**ASSIGNMENT:**
Search the records that follow and extract every line containing the string "different".

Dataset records
........

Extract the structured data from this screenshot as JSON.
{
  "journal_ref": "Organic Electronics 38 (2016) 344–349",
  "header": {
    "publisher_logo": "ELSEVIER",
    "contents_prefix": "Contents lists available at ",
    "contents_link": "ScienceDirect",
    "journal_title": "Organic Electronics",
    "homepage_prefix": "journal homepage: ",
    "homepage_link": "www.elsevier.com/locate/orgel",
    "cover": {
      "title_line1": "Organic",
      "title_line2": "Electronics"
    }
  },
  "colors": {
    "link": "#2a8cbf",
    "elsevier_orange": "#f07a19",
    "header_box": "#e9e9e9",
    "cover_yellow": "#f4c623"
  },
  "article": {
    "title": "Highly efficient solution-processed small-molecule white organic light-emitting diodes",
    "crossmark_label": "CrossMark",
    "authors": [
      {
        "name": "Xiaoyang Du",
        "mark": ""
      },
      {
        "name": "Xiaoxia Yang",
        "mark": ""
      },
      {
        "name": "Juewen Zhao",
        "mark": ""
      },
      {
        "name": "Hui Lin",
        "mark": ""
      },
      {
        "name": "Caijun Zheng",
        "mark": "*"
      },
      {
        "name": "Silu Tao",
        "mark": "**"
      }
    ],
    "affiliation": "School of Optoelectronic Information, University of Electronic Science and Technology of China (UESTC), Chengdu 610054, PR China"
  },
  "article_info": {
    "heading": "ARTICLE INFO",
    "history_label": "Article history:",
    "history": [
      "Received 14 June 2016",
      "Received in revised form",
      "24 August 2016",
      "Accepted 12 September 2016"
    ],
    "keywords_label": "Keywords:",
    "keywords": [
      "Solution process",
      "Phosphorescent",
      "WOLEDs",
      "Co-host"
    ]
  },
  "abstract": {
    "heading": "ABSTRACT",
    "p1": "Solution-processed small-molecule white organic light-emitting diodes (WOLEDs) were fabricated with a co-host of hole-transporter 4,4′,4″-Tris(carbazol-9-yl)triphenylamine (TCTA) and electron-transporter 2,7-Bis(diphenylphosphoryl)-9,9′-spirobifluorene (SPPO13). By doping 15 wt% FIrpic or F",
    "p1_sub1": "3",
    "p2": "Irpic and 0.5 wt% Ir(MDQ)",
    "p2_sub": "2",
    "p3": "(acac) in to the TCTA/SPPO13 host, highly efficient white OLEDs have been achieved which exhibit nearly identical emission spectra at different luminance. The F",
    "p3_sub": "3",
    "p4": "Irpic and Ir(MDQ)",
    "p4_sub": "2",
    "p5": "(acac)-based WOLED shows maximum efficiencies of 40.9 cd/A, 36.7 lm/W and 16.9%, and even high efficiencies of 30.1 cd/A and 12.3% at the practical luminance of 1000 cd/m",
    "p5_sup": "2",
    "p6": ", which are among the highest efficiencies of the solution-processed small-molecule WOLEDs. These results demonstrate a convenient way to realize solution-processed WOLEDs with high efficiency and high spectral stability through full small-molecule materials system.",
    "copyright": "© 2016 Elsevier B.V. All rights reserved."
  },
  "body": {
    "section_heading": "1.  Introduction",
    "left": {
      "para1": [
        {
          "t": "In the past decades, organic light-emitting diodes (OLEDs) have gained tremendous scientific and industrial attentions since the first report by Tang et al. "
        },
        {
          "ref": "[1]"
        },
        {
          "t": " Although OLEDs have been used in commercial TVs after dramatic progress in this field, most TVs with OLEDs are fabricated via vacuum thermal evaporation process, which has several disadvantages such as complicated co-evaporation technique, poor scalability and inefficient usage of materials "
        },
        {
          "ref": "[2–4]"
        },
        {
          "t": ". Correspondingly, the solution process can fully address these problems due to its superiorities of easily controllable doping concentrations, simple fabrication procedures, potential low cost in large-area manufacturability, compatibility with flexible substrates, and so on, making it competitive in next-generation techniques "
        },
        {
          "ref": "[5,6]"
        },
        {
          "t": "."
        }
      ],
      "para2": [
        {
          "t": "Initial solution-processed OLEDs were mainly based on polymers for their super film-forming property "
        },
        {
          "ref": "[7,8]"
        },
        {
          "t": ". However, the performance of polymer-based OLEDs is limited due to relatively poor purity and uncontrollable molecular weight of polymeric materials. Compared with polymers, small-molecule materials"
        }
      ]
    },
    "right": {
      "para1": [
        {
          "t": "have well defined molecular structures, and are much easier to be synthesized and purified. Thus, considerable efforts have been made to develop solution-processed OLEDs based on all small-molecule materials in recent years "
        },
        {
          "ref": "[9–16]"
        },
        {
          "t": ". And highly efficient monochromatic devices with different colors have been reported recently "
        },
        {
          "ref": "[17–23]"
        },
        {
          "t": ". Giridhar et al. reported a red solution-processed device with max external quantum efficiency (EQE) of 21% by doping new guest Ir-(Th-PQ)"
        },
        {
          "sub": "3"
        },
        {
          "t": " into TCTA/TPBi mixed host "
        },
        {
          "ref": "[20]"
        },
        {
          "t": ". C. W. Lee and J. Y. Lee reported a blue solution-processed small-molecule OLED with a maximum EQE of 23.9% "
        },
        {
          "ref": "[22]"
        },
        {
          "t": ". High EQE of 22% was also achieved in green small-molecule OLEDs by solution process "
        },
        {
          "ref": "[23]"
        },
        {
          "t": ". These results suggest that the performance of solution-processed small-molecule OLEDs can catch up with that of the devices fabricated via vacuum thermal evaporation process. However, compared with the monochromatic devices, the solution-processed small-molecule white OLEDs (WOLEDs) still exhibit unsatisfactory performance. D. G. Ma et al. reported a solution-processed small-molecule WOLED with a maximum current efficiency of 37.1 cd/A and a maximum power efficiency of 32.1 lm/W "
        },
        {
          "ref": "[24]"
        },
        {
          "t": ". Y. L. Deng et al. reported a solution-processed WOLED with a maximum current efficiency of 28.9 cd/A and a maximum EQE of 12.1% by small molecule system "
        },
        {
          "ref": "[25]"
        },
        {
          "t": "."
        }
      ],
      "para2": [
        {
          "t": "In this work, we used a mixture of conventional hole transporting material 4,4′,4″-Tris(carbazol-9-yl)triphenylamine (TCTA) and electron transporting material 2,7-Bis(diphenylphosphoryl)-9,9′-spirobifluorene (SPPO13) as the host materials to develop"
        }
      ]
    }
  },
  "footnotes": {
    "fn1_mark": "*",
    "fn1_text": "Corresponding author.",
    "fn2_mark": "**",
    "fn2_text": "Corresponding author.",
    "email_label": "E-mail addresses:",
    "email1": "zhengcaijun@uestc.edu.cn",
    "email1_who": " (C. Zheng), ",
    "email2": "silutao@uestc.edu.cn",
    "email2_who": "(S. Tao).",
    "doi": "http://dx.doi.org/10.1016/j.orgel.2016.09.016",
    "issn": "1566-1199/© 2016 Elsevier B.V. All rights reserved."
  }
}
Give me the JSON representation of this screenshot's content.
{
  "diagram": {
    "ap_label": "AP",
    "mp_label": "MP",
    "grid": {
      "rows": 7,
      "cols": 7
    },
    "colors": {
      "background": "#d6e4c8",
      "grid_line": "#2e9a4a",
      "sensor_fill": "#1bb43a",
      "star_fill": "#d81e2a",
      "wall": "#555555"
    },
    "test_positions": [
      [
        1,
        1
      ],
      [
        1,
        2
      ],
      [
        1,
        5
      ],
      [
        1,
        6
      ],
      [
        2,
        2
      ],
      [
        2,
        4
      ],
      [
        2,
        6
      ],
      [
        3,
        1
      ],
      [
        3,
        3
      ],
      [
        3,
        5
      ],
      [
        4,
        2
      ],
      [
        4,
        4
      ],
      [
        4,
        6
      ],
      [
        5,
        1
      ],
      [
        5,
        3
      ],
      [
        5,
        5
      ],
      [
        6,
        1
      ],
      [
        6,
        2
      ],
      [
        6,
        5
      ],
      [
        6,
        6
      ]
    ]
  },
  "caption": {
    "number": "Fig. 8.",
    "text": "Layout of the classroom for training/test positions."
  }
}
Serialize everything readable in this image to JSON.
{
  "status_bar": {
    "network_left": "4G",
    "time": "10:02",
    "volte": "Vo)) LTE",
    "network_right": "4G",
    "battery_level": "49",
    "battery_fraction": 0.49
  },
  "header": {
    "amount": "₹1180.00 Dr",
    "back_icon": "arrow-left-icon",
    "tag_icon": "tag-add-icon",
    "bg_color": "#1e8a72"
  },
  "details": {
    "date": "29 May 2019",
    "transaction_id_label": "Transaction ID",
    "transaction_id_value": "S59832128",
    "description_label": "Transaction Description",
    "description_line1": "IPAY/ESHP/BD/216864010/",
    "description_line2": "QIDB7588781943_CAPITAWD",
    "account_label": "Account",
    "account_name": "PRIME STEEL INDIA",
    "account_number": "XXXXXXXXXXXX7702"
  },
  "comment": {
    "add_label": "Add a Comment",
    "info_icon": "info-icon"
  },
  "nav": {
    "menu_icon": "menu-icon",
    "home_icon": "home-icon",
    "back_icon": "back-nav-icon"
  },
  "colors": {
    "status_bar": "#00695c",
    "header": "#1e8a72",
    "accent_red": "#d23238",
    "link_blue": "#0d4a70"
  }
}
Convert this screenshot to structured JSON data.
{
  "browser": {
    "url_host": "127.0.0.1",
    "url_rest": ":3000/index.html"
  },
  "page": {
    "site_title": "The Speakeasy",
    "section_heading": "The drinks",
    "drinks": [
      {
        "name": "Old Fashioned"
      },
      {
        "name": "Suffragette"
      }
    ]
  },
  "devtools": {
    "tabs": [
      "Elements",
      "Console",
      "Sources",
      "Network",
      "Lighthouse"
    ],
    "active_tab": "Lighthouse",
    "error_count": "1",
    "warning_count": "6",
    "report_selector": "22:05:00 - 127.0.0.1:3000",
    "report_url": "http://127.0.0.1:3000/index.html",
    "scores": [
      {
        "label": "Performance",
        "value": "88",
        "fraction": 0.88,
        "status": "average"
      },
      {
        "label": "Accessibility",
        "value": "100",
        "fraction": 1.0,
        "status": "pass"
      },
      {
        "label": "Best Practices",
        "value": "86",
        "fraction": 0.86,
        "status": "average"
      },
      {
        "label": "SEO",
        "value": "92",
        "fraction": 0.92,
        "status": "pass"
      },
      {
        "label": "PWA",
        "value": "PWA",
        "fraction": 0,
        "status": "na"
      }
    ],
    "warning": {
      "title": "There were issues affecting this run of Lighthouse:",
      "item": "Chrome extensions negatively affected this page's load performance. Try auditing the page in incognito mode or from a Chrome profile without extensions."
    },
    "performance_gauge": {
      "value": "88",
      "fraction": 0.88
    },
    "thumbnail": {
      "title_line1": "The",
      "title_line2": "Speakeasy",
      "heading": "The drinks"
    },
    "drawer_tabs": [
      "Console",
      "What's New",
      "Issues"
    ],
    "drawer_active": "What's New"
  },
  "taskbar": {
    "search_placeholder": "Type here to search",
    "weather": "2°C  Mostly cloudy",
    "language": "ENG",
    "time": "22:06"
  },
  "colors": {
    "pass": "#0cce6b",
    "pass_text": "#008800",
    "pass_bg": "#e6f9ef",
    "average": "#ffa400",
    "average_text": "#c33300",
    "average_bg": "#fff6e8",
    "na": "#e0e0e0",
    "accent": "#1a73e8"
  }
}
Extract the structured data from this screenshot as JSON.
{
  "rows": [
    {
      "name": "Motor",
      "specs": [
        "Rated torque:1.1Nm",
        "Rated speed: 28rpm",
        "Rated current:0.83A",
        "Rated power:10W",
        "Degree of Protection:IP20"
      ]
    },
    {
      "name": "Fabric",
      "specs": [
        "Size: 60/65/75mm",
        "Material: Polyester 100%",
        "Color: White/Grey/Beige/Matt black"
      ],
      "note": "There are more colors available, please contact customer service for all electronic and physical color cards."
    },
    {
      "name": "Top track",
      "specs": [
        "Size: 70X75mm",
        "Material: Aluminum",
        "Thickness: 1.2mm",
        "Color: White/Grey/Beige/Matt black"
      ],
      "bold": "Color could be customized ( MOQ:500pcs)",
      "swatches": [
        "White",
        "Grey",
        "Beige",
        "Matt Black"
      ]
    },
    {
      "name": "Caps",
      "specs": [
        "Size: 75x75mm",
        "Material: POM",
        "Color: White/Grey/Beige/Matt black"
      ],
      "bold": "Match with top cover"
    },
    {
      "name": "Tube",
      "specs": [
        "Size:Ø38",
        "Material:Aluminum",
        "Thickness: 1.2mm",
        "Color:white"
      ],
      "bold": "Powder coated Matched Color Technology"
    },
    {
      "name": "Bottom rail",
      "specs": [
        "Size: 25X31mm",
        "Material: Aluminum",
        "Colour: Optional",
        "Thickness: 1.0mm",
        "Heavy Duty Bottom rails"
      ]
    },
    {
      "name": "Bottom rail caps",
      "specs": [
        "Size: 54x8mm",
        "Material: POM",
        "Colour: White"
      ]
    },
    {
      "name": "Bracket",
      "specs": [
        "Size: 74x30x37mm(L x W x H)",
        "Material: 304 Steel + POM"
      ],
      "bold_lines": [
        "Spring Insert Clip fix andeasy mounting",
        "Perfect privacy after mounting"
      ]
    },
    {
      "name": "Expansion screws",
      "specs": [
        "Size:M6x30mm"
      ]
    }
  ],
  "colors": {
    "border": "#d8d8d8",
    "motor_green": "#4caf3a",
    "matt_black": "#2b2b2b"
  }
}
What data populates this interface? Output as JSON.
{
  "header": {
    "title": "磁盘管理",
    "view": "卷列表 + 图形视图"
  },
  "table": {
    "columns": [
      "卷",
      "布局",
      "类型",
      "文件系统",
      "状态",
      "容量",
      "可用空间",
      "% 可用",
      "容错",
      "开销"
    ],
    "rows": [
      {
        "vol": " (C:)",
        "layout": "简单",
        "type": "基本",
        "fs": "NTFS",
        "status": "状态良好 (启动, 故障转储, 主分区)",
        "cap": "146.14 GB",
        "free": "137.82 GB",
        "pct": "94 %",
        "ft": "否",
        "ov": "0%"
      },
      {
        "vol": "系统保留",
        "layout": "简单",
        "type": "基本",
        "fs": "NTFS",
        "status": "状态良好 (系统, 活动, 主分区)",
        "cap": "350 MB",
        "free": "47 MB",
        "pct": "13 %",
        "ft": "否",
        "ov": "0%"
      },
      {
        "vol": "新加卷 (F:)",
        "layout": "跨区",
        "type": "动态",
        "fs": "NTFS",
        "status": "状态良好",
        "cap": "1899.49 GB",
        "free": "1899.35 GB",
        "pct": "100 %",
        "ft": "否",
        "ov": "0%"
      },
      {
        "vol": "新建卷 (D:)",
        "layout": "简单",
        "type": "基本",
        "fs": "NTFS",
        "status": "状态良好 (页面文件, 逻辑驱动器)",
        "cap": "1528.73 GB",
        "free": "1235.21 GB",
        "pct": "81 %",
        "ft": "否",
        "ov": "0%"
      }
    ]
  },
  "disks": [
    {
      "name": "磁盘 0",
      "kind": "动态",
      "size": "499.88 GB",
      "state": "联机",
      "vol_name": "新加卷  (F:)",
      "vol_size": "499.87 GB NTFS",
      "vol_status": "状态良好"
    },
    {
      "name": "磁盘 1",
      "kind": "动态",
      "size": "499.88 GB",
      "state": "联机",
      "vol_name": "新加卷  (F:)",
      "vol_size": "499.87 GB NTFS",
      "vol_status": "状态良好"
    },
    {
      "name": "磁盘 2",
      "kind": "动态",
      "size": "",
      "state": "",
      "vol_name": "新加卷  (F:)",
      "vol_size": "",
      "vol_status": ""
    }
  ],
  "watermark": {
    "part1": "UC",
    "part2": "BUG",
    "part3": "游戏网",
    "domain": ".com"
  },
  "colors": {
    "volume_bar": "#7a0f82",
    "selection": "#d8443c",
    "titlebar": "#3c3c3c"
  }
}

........

**OUTPUT BELOW:**
    "p3": "(acac) in to the TCTA/SPPO13 host, highly efficient white OLEDs have been achieved which exhibit nearly identical emission spectra at different luminance. The F",
          "t": ". And highly efficient monochromatic devices with different colors have been reported recently "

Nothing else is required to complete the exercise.